TASK STATEMENT: Each line in the records below that has the word "title" should be copied.

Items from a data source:
|---|

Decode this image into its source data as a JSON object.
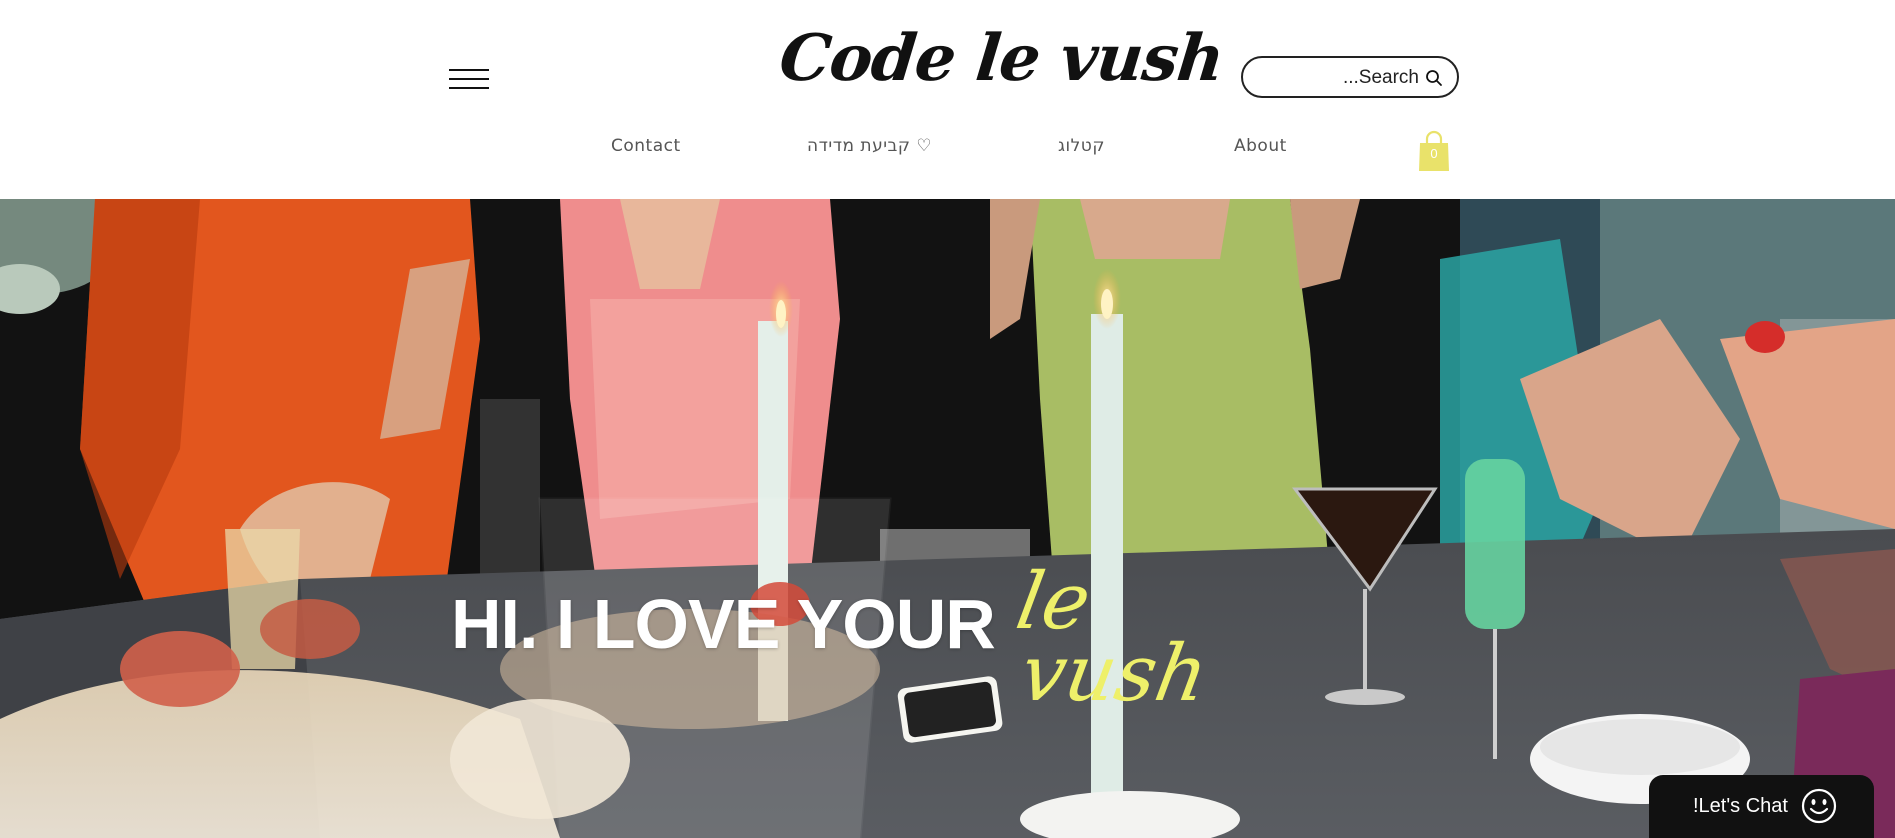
{
  "header": {
    "logo": "Code le vush",
    "search": {
      "placeholder": "Search...",
      "value": ""
    },
    "nav": {
      "contact": "Contact",
      "measure": "קביעת מדידה ♡",
      "catalog": "קטלוג",
      "about": "About"
    },
    "cart": {
      "count": "0",
      "color": "#e9e26a"
    },
    "icons": [
      "menu-icon",
      "search-icon",
      "shopping-bag-icon"
    ]
  },
  "hero": {
    "headline": "HI. I LOVE YOUR",
    "script_line_1": "le",
    "script_line_2": "vush",
    "accent_color": "#eef06a"
  },
  "chat": {
    "label": "!Let's Chat",
    "icon": "smile-icon"
  }
}
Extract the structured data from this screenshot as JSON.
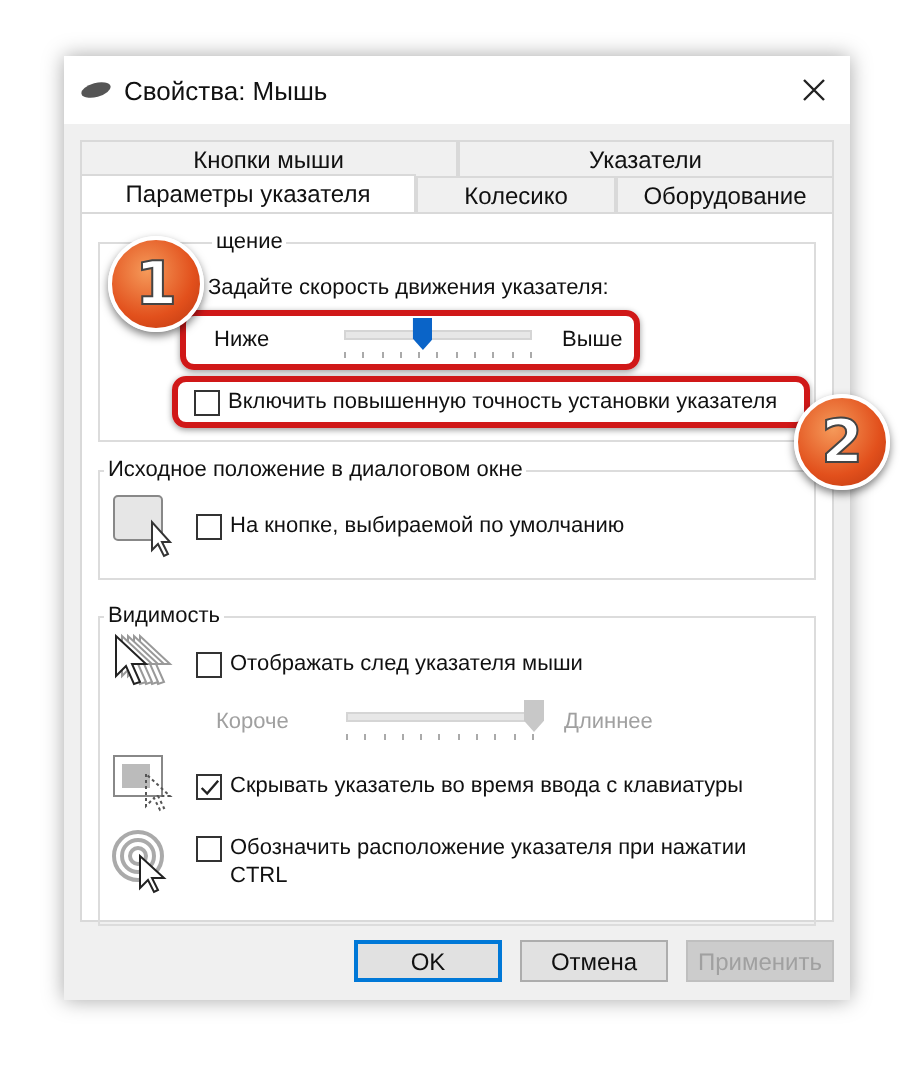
{
  "window": {
    "title": "Свойства: Мышь"
  },
  "tab_rows": [
    [
      {
        "label": "Кнопки мыши",
        "selected": false
      },
      {
        "label": "Указатели",
        "selected": false
      }
    ],
    [
      {
        "label": "Параметры указателя",
        "selected": true
      },
      {
        "label": "Колесико",
        "selected": false
      },
      {
        "label": "Оборудование",
        "selected": false
      }
    ]
  ],
  "groups": [
    {
      "title": "щение",
      "items": [
        {
          "kind": "label",
          "text": "Задайте скорость движения указателя:"
        },
        {
          "kind": "slider",
          "min_label": "Ниже",
          "max_label": "Выше",
          "level": 0.42,
          "disabled": false,
          "highlighted": true
        },
        {
          "kind": "checkbox",
          "label": "Включить повышенную точность установки указателя",
          "checked": false,
          "highlighted": true
        }
      ]
    },
    {
      "title": "Исходное положение в диалоговом окне",
      "items": [
        {
          "kind": "checkbox",
          "label": "На кнопке, выбираемой по умолчанию",
          "checked": false
        }
      ]
    },
    {
      "title": "Видимость",
      "items": [
        {
          "kind": "checkbox",
          "label": "Отображать след указателя мыши",
          "checked": false
        },
        {
          "kind": "slider",
          "min_label": "Короче",
          "max_label": "Длиннее",
          "level": 1,
          "disabled": true
        },
        {
          "kind": "checkbox",
          "label": "Скрывать указатель во время ввода с клавиатуры",
          "checked": true
        },
        {
          "kind": "checkbox",
          "label": "Обозначить расположение указателя при нажатии CTRL",
          "checked": false
        }
      ]
    }
  ],
  "buttons": [
    {
      "label": "OK",
      "default": true,
      "disabled": false
    },
    {
      "label": "Отмена",
      "default": false,
      "disabled": false
    },
    {
      "label": "Применить",
      "default": false,
      "disabled": true
    }
  ],
  "callouts": [
    {
      "number": "1"
    },
    {
      "number": "2"
    }
  ]
}
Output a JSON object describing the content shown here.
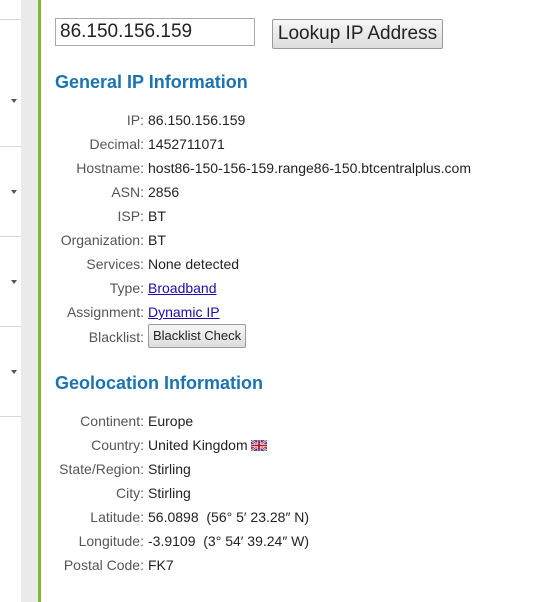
{
  "search": {
    "value": "86.150.156.159",
    "button_label": "Lookup IP Address"
  },
  "general": {
    "heading": "General IP Information",
    "rows": [
      {
        "label": "IP:",
        "value": "86.150.156.159"
      },
      {
        "label": "Decimal:",
        "value": "1452711071"
      },
      {
        "label": "Hostname:",
        "value": "host86-150-156-159.range86-150.btcentralplus.com"
      },
      {
        "label": "ASN:",
        "value": "2856"
      },
      {
        "label": "ISP:",
        "value": "BT"
      },
      {
        "label": "Organization:",
        "value": "BT"
      },
      {
        "label": "Services:",
        "value": "None detected"
      },
      {
        "label": "Type:",
        "value": "Broadband"
      },
      {
        "label": "Assignment:",
        "value": "Dynamic IP"
      },
      {
        "label": "Blacklist:",
        "value": "Blacklist Check"
      }
    ]
  },
  "geo": {
    "heading": "Geolocation Information",
    "rows": [
      {
        "label": "Continent:",
        "value": "Europe"
      },
      {
        "label": "Country:",
        "value": "United Kingdom",
        "icon": "uk-flag-icon"
      },
      {
        "label": "State/Region:",
        "value": "Stirling"
      },
      {
        "label": "City:",
        "value": "Stirling"
      },
      {
        "label": "Latitude:",
        "value": "56.0898  (56° 5′ 23.28″ N)"
      },
      {
        "label": "Longitude:",
        "value": "-3.9109  (3° 54′ 39.24″ W)"
      },
      {
        "label": "Postal Code:",
        "value": "FK7"
      }
    ]
  },
  "colors": {
    "accent": "#1b73b3",
    "link": "#1a0dab",
    "green_border": "#7cbb31"
  },
  "sidebar": {
    "icons": [
      "chevron-down-icon",
      "chevron-down-icon",
      "chevron-down-icon",
      "chevron-down-icon"
    ]
  }
}
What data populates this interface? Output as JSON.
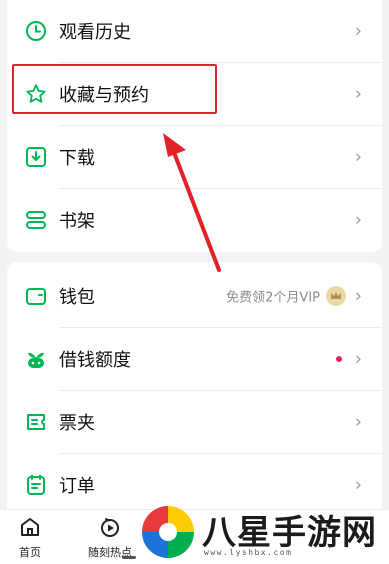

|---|

TASK ANSWER:
    "title": "Свойства: Мышь"
      "title": "щение",
      "title": "Исходное положение в диалоговом окне",
      "title": "Видимость",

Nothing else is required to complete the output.